When his tank was struck and the fusillage, or body, of his machine burst into flames, he knew that he was lost. By no possibility could he reach the ground before he should be burned to death. Instantly he turned towards the nearest German and made at him with the obvious intention of running him down and carrying him to earth in the same cloud of fire.

Of these the Vickers machine used mainly by the British is a common type. It is built throughout of steel and aluminum, and the entire fusillage is clothed with steel plating which assures protection to the two occupants from either upward or lateral fire. The sides of the body are carried up so that only the heads of the aviators are visible.

Suspecting that his mate was badly wounded in spite of this achievement, the observer swung one leg over the side of the fusillage and climbed on to the wing figure for a minute the air pressure on his body during this gymnastic feat until he was beside the pilot, faint and drenched with blood, who had nevertheless got his machine back into complete control.

Only lucky shots that might pierce the fuel tank, hit the engine, touch an aileron or an important stay or strut, could affect the machine, while in due course of time a light armour on the bottom of the fusillage or body of the machine in which the pilot sat, protected the operator to some degree.
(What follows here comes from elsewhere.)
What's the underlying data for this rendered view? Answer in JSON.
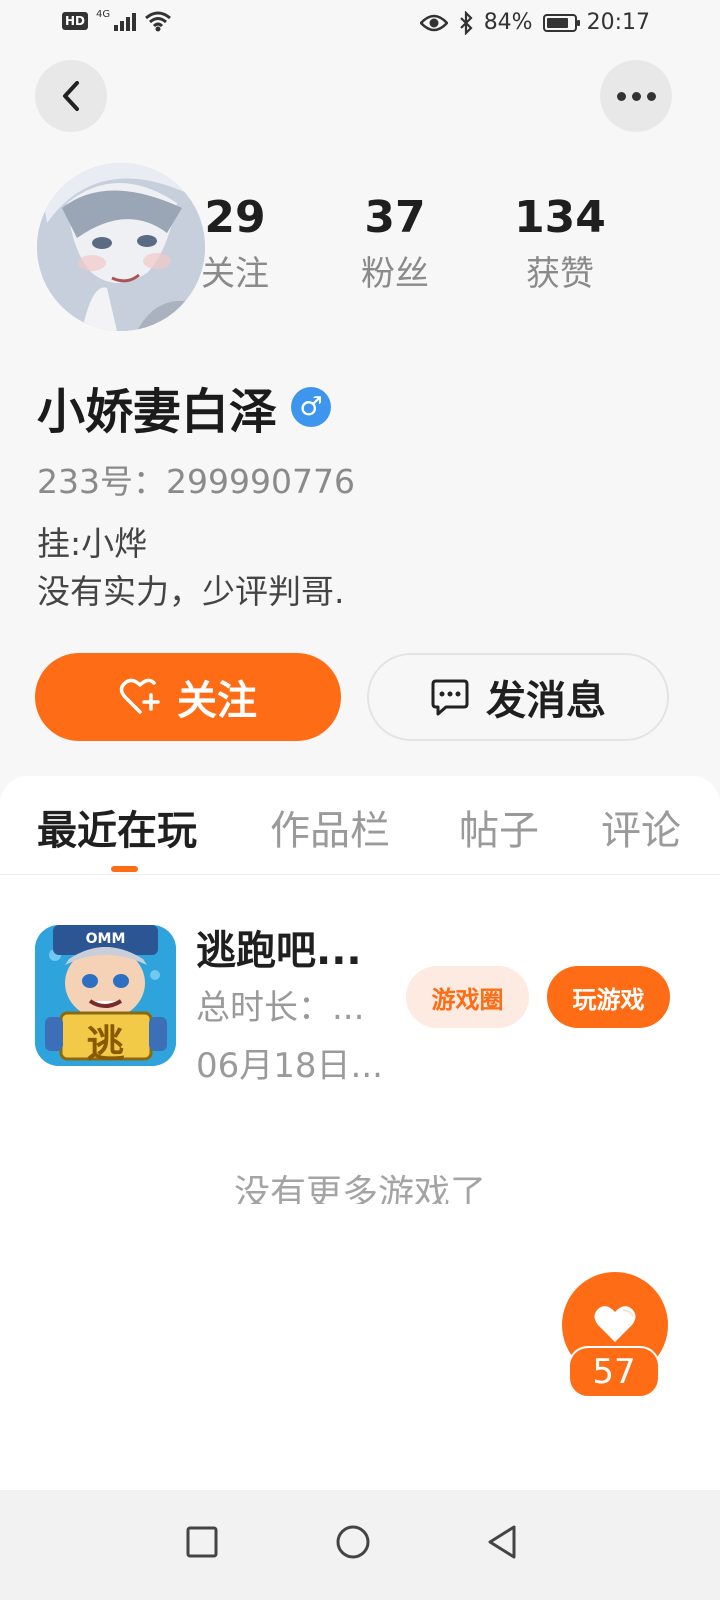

Other considerations, however, finally led to the rejection of armour.